### RECORDED DATA
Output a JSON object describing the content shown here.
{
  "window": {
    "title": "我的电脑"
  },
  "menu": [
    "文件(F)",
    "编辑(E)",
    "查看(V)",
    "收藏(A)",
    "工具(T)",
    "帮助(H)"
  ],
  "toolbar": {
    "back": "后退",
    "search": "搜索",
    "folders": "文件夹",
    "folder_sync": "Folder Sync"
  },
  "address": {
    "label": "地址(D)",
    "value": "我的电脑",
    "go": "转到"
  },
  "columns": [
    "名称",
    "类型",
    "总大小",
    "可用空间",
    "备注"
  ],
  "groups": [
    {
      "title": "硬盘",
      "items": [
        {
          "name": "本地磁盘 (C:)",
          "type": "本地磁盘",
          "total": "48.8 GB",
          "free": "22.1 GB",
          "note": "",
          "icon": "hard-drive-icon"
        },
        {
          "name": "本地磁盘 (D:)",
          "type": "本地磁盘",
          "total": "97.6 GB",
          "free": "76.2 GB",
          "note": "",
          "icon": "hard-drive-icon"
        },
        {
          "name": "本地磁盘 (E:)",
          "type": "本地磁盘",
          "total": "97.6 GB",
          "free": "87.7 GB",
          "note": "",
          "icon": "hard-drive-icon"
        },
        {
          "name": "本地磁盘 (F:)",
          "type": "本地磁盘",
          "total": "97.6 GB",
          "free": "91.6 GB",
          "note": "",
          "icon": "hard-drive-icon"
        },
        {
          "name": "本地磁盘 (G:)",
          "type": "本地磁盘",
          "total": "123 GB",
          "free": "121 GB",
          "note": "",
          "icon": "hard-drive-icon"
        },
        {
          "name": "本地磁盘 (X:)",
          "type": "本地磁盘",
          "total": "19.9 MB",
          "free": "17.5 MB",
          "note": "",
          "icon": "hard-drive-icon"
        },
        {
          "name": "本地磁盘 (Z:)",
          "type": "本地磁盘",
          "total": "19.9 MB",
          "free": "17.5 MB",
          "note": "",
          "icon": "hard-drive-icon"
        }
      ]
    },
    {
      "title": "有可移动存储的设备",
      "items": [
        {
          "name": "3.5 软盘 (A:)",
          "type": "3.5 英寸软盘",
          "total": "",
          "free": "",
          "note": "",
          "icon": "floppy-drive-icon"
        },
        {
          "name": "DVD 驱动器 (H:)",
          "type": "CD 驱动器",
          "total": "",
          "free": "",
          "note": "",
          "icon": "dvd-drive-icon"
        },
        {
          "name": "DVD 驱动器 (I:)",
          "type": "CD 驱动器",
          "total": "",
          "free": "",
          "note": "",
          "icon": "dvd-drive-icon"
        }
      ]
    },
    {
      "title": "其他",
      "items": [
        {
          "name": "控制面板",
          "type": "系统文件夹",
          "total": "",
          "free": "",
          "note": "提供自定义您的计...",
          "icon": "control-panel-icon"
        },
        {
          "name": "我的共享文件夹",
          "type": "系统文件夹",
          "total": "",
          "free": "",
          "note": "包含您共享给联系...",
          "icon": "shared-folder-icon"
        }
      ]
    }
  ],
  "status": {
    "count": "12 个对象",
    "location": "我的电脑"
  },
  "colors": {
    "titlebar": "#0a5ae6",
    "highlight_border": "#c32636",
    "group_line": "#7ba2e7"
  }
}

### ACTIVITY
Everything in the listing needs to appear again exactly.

### EXERCISE RESPONSE
Output a JSON object describing the content shown here.
{
  "window": {
    "title": "我的电脑"
  },
  "menu": [
    "文件(F)",
    "编辑(E)",
    "查看(V)",
    "收藏(A)",
    "工具(T)",
    "帮助(H)"
  ],
  "toolbar": {
    "back": "后退",
    "search": "搜索",
    "folders": "文件夹",
    "folder_sync": "Folder Sync"
  },
  "address": {
    "label": "地址(D)",
    "value": "我的电脑",
    "go": "转到"
  },
  "columns": [
    "名称",
    "类型",
    "总大小",
    "可用空间",
    "备注"
  ],
  "groups": [
    {
      "title": "硬盘",
      "items": [
        {
          "name": "本地磁盘 (C:)",
          "type": "本地磁盘",
          "total": "48.8 GB",
          "free": "22.1 GB",
          "note": "",
          "icon": "hard-drive-icon"
        },
        {
          "name": "本地磁盘 (D:)",
          "type": "本地磁盘",
          "total": "97.6 GB",
          "free": "76.2 GB",
          "note": "",
          "icon": "hard-drive-icon"
        },
        {
          "name": "本地磁盘 (E:)",
          "type": "本地磁盘",
          "total": "97.6 GB",
          "free": "87.7 GB",
          "note": "",
          "icon": "hard-drive-icon"
        },
        {
          "name": "本地磁盘 (F:)",
          "type": "本地磁盘",
          "total": "97.6 GB",
          "free": "91.6 GB",
          "note": "",
          "icon": "hard-drive-icon"
        },
        {
          "name": "本地磁盘 (G:)",
          "type": "本地磁盘",
          "total": "123 GB",
          "free": "121 GB",
          "note": "",
          "icon": "hard-drive-icon"
        },
        {
          "name": "本地磁盘 (X:)",
          "type": "本地磁盘",
          "total": "19.9 MB",
          "free": "17.5 MB",
          "note": "",
          "icon": "hard-drive-icon"
        },
        {
          "name": "本地磁盘 (Z:)",
          "type": "本地磁盘",
          "total": "19.9 MB",
          "free": "17.5 MB",
          "note": "",
          "icon": "hard-drive-icon"
        }
      ]
    },
    {
      "title": "有可移动存储的设备",
      "items": [
        {
          "name": "3.5 软盘 (A:)",
          "type": "3.5 英寸软盘",
          "total": "",
          "free": "",
          "note": "",
          "icon": "floppy-drive-icon"
        },
        {
          "name": "DVD 驱动器 (H:)",
          "type": "CD 驱动器",
          "total": "",
          "free": "",
          "note": "",
          "icon": "dvd-drive-icon"
        },
        {
          "name": "DVD 驱动器 (I:)",
          "type": "CD 驱动器",
          "total": "",
          "free": "",
          "note": "",
          "icon": "dvd-drive-icon"
        }
      ]
    },
    {
      "title": "其他",
      "items": [
        {
          "name": "控制面板",
          "type": "系统文件夹",
          "total": "",
          "free": "",
          "note": "提供自定义您的计...",
          "icon": "control-panel-icon"
        },
        {
          "name": "我的共享文件夹",
          "type": "系统文件夹",
          "total": "",
          "free": "",
          "note": "包含您共享给联系...",
          "icon": "shared-folder-icon"
        }
      ]
    }
  ],
  "status": {
    "count": "12 个对象",
    "location": "我的电脑"
  },
  "colors": {
    "titlebar": "#0a5ae6",
    "highlight_border": "#c32636",
    "group_line": "#7ba2e7"
  }
}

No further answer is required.